Introducing Lebanon

Coolly combining the ancient with the ultramodern, Lebanon is one of the most captivating countries in the Middle East. From the Phoenician findings of Tyre (Sour) and Roman Baalbek's tremendous temple to Beirut's BO18 and Bernard Khoury's modern movement, the span of Lebanon's history leaves many visitors spinning. Tripoli (Trablous) is considered to have the best souk in the country and is famous for its Mamluk architecture. It's well equipped with a taste of modernity as well; Jounieh, formerly a sleepy fishing village, is a town alive with nightclubs and glitz on summer weekends.

With all of the Middle East's best bits - warm and welcoming people, mind-blowing history and considerable culture, Lebanon is also the antithesis of many people's imaginings of the Middle East: mostly mountainous with skiing to boot, it's also laid-back, liberal and fun. While Beirut is fast becoming the region's party place, Lebanon is working hard to recapture its crown as the 'Paris of the Orient'.

The rejuvenation of the Beirut Central District is one of the largest, most ambitious urban redevelopment projects ever undertaken. Travellers will find the excitement surrounding this and other developments and designs palpable - and very infectious.

Finally, Lebanon's cuisine is considered the richest of the region. From hummus to hommard (lobster), you'll dine like a king. With legendary sights, hospitality, food and nightlife, what more could a traveller want?

Introducing Beirut

What Beirut is depends entirely on where you are. If you’re gazing at the beautifully reconstructed colonial relics and mosques of central Beirut’s Downtown, the city is a triumph of rejuvenation over disaster.

If you’re in the young, vibrant neighbourhoods of Gemmayzeh or Achrafiye, Beirut is about living for the moment: partying, eating and drinking as if there’s no tomorrow. If you’re standing in the shadow of buildings still peppered with bullet holes, or walking the Green Line with an elderly resident, it’s a city of bitter memories and a dark past. If you’re with Beirut’s Armenians, Beirut is about salvation; if you’re with its handful of Jews, it’s about hiding your true identity. Here you’ll find the freest gay scene in the Arab Middle East, yet homosexuality is still illegal. If you’re in one of Beirut’s southern refugee camps, Beirut is about sorrow and displacement; other southern districts are considered a base for paramilitary operations and south Beirut is home to infamous Hezbollah secretary general, Hassan Nasrallah. For some, it’s a city of fear; for others, freedom.

Throw in maniacal drivers, air pollution from old, smoking Mercedes taxis, world-class universities, bars to rival Soho and coffee thicker than mud, political demonstrations, and swimming pools awash with more silicone than Miami.

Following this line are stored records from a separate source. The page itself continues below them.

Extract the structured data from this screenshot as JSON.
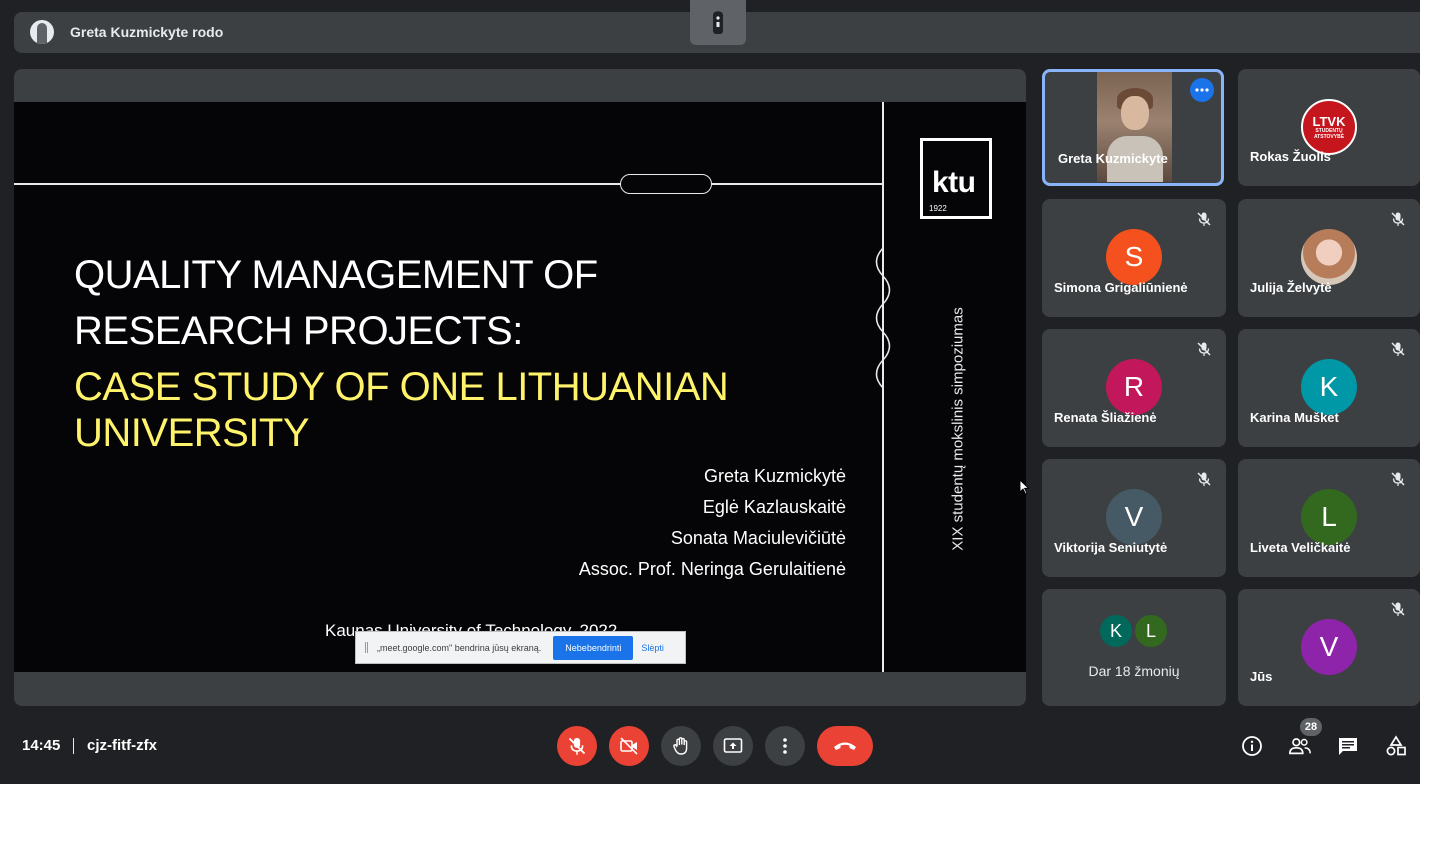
{
  "presenter_bar": {
    "text": "Greta Kuzmickyte rodo"
  },
  "slide": {
    "title_line1": "QUALITY MANAGEMENT OF",
    "title_line2": "RESEARCH PROJECTS:",
    "subtitle_line1": "CASE STUDY OF ONE LITHUANIAN",
    "subtitle_line2": "UNIVERSITY",
    "authors": [
      "Greta Kuzmickytė",
      "Eglė Kazlauskaitė",
      "Sonata Maciulevičiūtė",
      "Assoc. Prof. Neringa Gerulaitienė"
    ],
    "footer": "Kaunas University of Technology, 2022",
    "logo_text": "ktu",
    "logo_year": "1922",
    "vertical_text": "XIX studentų mokslinis simpoziumas"
  },
  "share_notice": {
    "text": "„meet.google.com\" bendrina jūsų ekraną.",
    "stop_label": "Nebebendrinti",
    "hide_label": "Slėpti"
  },
  "participants": [
    {
      "name": "Greta Kuzmickyte",
      "type": "video",
      "muted": false
    },
    {
      "name": "Rokas Žuolis",
      "type": "logo",
      "logo_text": "LTVK",
      "logo_sub": "STUDENTŲ ATSTOVYBĖ",
      "muted": false
    },
    {
      "name": "Simona Grigaliūnienė",
      "initial": "S",
      "color": "#f4511e",
      "muted": true
    },
    {
      "name": "Julija Želvytė",
      "type": "photo",
      "muted": true
    },
    {
      "name": "Renata Šliažienė",
      "initial": "R",
      "color": "#c2185b",
      "muted": true
    },
    {
      "name": "Karina Mušket",
      "initial": "K",
      "color": "#0097a7",
      "muted": true
    },
    {
      "name": "Viktorija Seniutytė",
      "initial": "V",
      "color": "#455a64",
      "muted": true
    },
    {
      "name": "Liveta Veličkaitė",
      "initial": "L",
      "color": "#33691e",
      "muted": true
    },
    {
      "name": "Jūs",
      "initial": "V",
      "color": "#8e24aa",
      "muted": true
    }
  ],
  "others_tile": {
    "label": "Dar 18 žmonių",
    "avatars": [
      {
        "initial": "K",
        "color": "#00695c"
      },
      {
        "initial": "L",
        "color": "#33691e"
      }
    ]
  },
  "bottom_bar": {
    "time": "14:45",
    "meeting_code": "cjz-fitf-zfx",
    "people_count": "28"
  },
  "icons": {
    "mic": "mic-off-icon",
    "camera": "videocam-off-icon",
    "hand": "raise-hand-icon",
    "present": "present-screen-icon",
    "more": "more-vert-icon",
    "leave": "call-end-icon",
    "info": "info-icon",
    "people": "people-icon",
    "chat": "chat-icon",
    "activities": "activities-icon"
  },
  "colors": {
    "background": "#202124",
    "tile": "#3c4043",
    "danger": "#ea4335",
    "accent": "#8ab4f8",
    "slide_highlight": "#fff36b"
  }
}
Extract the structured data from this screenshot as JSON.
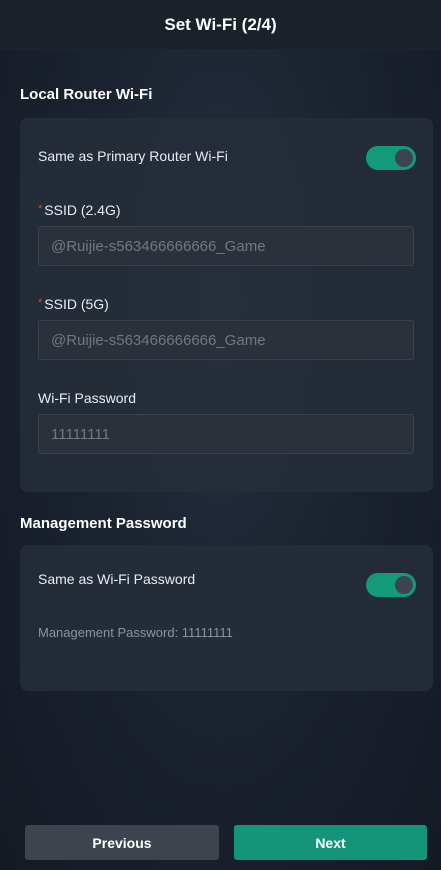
{
  "header": {
    "title": "Set Wi-Fi (2/4)"
  },
  "local_wifi": {
    "section_title": "Local Router Wi-Fi",
    "same_as_primary_label": "Same as Primary Router Wi-Fi",
    "same_as_primary_on": true,
    "ssid_24_label": "SSID (2.4G)",
    "ssid_24_value": "@Ruijie-s563466666666_Game",
    "ssid_5_label": "SSID (5G)",
    "ssid_5_value": "@Ruijie-s563466666666_Game",
    "password_label": "Wi-Fi Password",
    "password_value": "11111111",
    "required_mark": "*"
  },
  "management": {
    "section_title": "Management Password",
    "same_as_wifi_label": "Same as Wi-Fi Password",
    "same_as_wifi_on": true,
    "password_text": "Management Password: 11111111"
  },
  "footer": {
    "previous_label": "Previous",
    "next_label": "Next"
  },
  "colors": {
    "accent": "#14957a",
    "required": "#e0463a"
  }
}
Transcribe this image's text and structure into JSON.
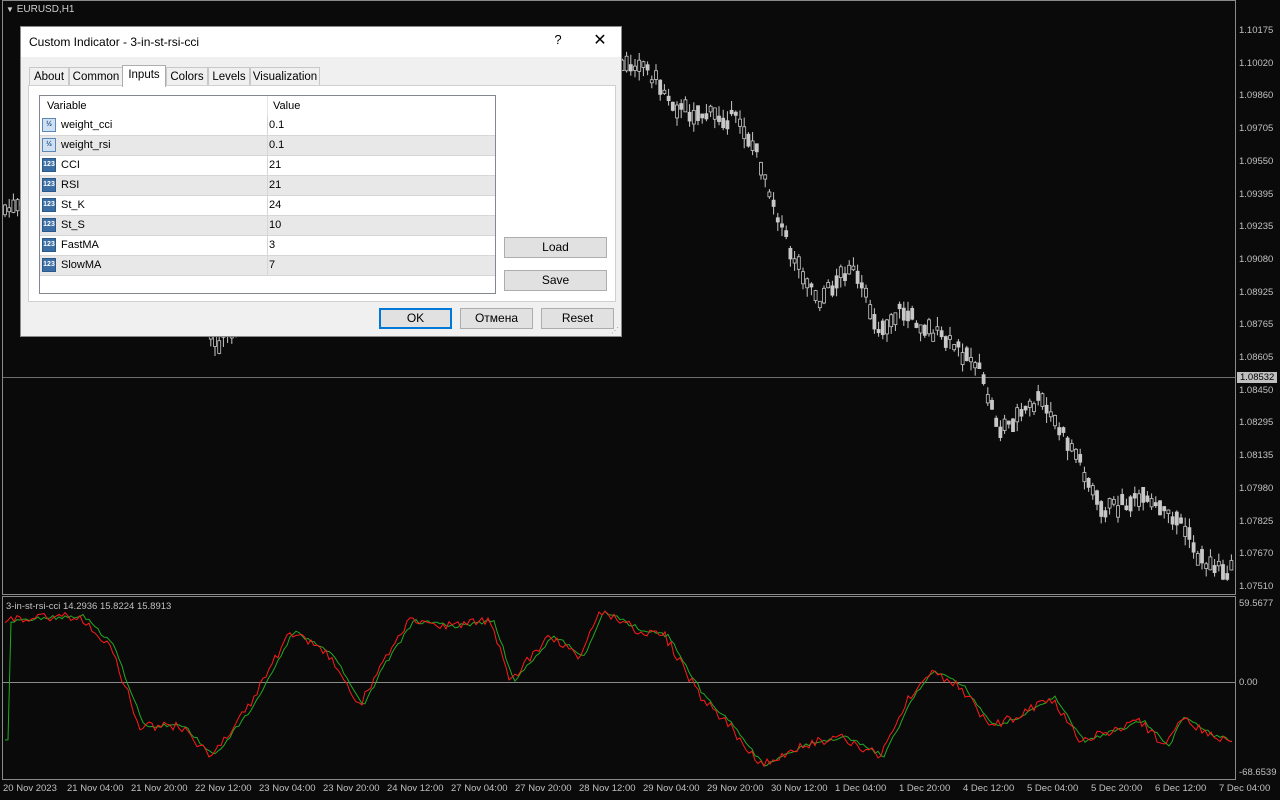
{
  "chart": {
    "symbol": "EURUSD,H1",
    "current_price": "1.08532",
    "price_axis": [
      "1.10175",
      "1.10020",
      "1.09860",
      "1.09705",
      "1.09550",
      "1.09395",
      "1.09235",
      "1.09080",
      "1.08925",
      "1.08765",
      "1.08605",
      "1.08450",
      "1.08295",
      "1.08135",
      "1.07980",
      "1.07825",
      "1.07670",
      "1.07510"
    ],
    "indicator_label": "3-in-st-rsi-cci 14.2936 15.8224 15.8913",
    "indicator_axis": [
      "59.5677",
      "0.00",
      "-68.6539"
    ],
    "time_axis": [
      "20 Nov 2023",
      "21 Nov 04:00",
      "21 Nov 20:00",
      "22 Nov 12:00",
      "23 Nov 04:00",
      "23 Nov 20:00",
      "24 Nov 12:00",
      "27 Nov 04:00",
      "27 Nov 20:00",
      "28 Nov 12:00",
      "29 Nov 04:00",
      "29 Nov 20:00",
      "30 Nov 12:00",
      "1 Dec 04:00",
      "1 Dec 20:00",
      "4 Dec 12:00",
      "5 Dec 04:00",
      "5 Dec 20:00",
      "6 Dec 12:00",
      "7 Dec 04:00"
    ],
    "colors": {
      "background": "#0a0a0a",
      "candles": "#c8c8c8",
      "line_main": "#ff1a1a",
      "line_signal": "#22aa22"
    }
  },
  "dialog": {
    "title": "Custom Indicator - 3-in-st-rsi-cci",
    "help": "?",
    "close": "✕",
    "tabs": [
      "About",
      "Common",
      "Inputs",
      "Colors",
      "Levels",
      "Visualization"
    ],
    "active_tab": "Inputs",
    "grid": {
      "headers": [
        "Variable",
        "Value"
      ],
      "rows": [
        {
          "icon": "½",
          "name": "weight_cci",
          "value": "0.1"
        },
        {
          "icon": "½",
          "name": "weight_rsi",
          "value": "0.1"
        },
        {
          "icon": "123",
          "name": "CCI",
          "value": "21"
        },
        {
          "icon": "123",
          "name": "RSI",
          "value": "21"
        },
        {
          "icon": "123",
          "name": "St_K",
          "value": "24"
        },
        {
          "icon": "123",
          "name": "St_S",
          "value": "10"
        },
        {
          "icon": "123",
          "name": "FastMA",
          "value": "3"
        },
        {
          "icon": "123",
          "name": "SlowMA",
          "value": "7"
        }
      ]
    },
    "buttons": {
      "load": "Load",
      "save": "Save",
      "ok": "OK",
      "cancel": "Отмена",
      "reset": "Reset"
    }
  }
}
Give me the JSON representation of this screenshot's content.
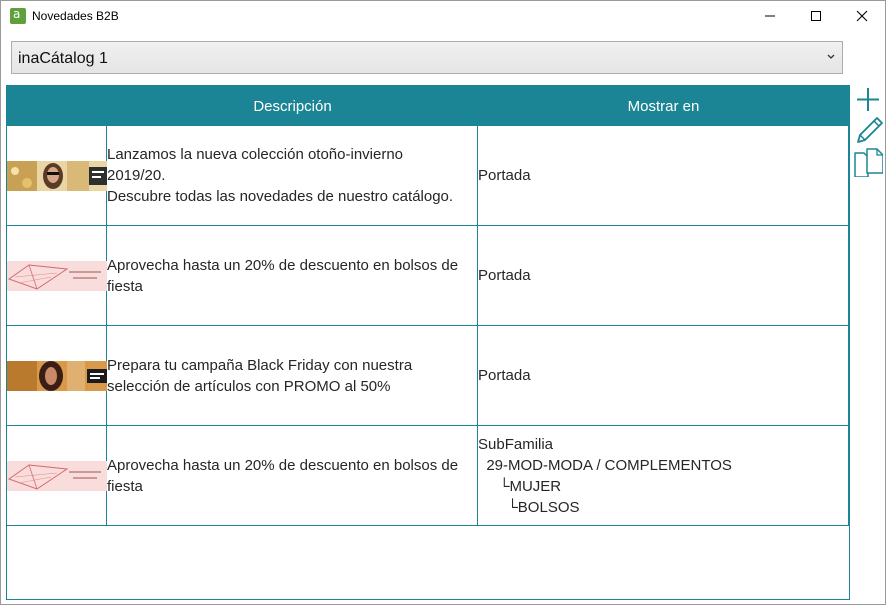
{
  "window": {
    "title": "Novedades B2B",
    "icon": "app-logo-icon"
  },
  "catalog_select": {
    "value": "inaCátalog 1"
  },
  "table": {
    "headers": {
      "description": "Descripción",
      "show_in": "Mostrar en"
    },
    "rows": [
      {
        "thumb": "fashion-banner-autumn",
        "description": "Lanzamos la nueva colección otoño-invierno\n2019/20.\nDescubre todas las novedades de nuestro catálogo.",
        "show_in": "Portada"
      },
      {
        "thumb": "pink-bags-banner",
        "description": "Aprovecha hasta un 20% de descuento en bolsos de\nfiesta",
        "show_in": "Portada"
      },
      {
        "thumb": "black-friday-banner",
        "description": "Prepara tu campaña Black Friday con nuestra\nselección de artículos con PROMO al 50%",
        "show_in": "Portada"
      },
      {
        "thumb": "pink-bags-banner",
        "description": "Aprovecha hasta un 20% de descuento en bolsos de\nfiesta",
        "show_in": "SubFamilia\n  29-MOD-MODA / COMPLEMENTOS\n     └MUJER\n       └BOLSOS"
      }
    ]
  },
  "toolbar": {
    "add": "plus-icon",
    "edit": "pencil-icon",
    "copy": "copy-icon"
  },
  "colors": {
    "accent": "#1b8595",
    "app_icon": "#5fa03c"
  }
}
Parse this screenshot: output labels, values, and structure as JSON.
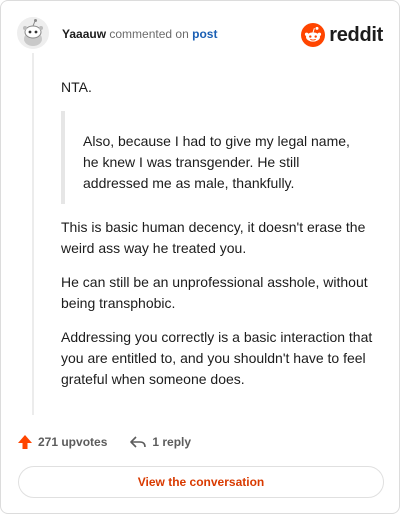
{
  "header": {
    "username": "Yaaauw",
    "action_text": "commented on",
    "post_link": "post",
    "brand_name": "reddit",
    "brand_color": "#ff4500"
  },
  "comment": {
    "paragraph_1": "NTA.",
    "quote": "Also, because I had to give my legal name, he knew I was transgender. He still addressed me as male, thankfully.",
    "paragraph_2": "This is basic human decency, it doesn't erase the weird ass way he treated you.",
    "paragraph_3": "He can still be an unprofessional asshole, without being transphobic.",
    "paragraph_4": "Addressing you correctly is a basic interaction that you are entitled to, and you shouldn't have to feel grateful when someone does."
  },
  "footer": {
    "upvotes_label": "271 upvotes",
    "replies_label": "1 reply",
    "upvote_icon": "upvote-arrow-icon",
    "reply_icon": "reply-arrow-icon"
  },
  "cta": {
    "view_label": "View the conversation"
  }
}
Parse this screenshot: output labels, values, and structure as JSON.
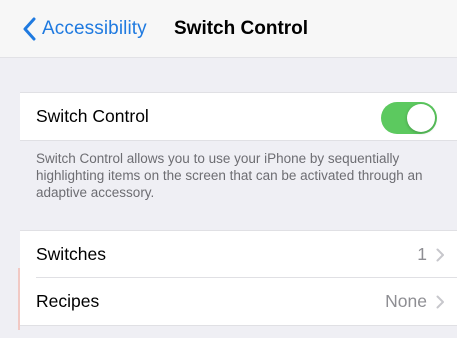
{
  "navbar": {
    "back_label": "Accessibility",
    "title": "Switch Control"
  },
  "switch_control": {
    "label": "Switch Control",
    "enabled": true,
    "toggle_color": "#5cc95f",
    "footer": "Switch Control allows you to use your iPhone by sequentially highlighting items on the screen that can be activated through an adaptive accessory."
  },
  "rows": {
    "switches": {
      "label": "Switches",
      "value": "1"
    },
    "recipes": {
      "label": "Recipes",
      "value": "None"
    }
  },
  "colors": {
    "accent": "#1f7ae0",
    "background": "#efeff4",
    "secondary_text": "#8e8e93"
  },
  "icons": {
    "back": "chevron-left-icon",
    "disclosure": "chevron-right-icon"
  }
}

Add people so friendly you’ll swear it can’t be true, a political situation existing on a knife-edge, internationally renowned museums and gallery openings that continue in the face of explosions, assassinations and power cuts, and you’ll find that you’ve never experienced a capital city quite so alive and kicking – despite its frequent volatility.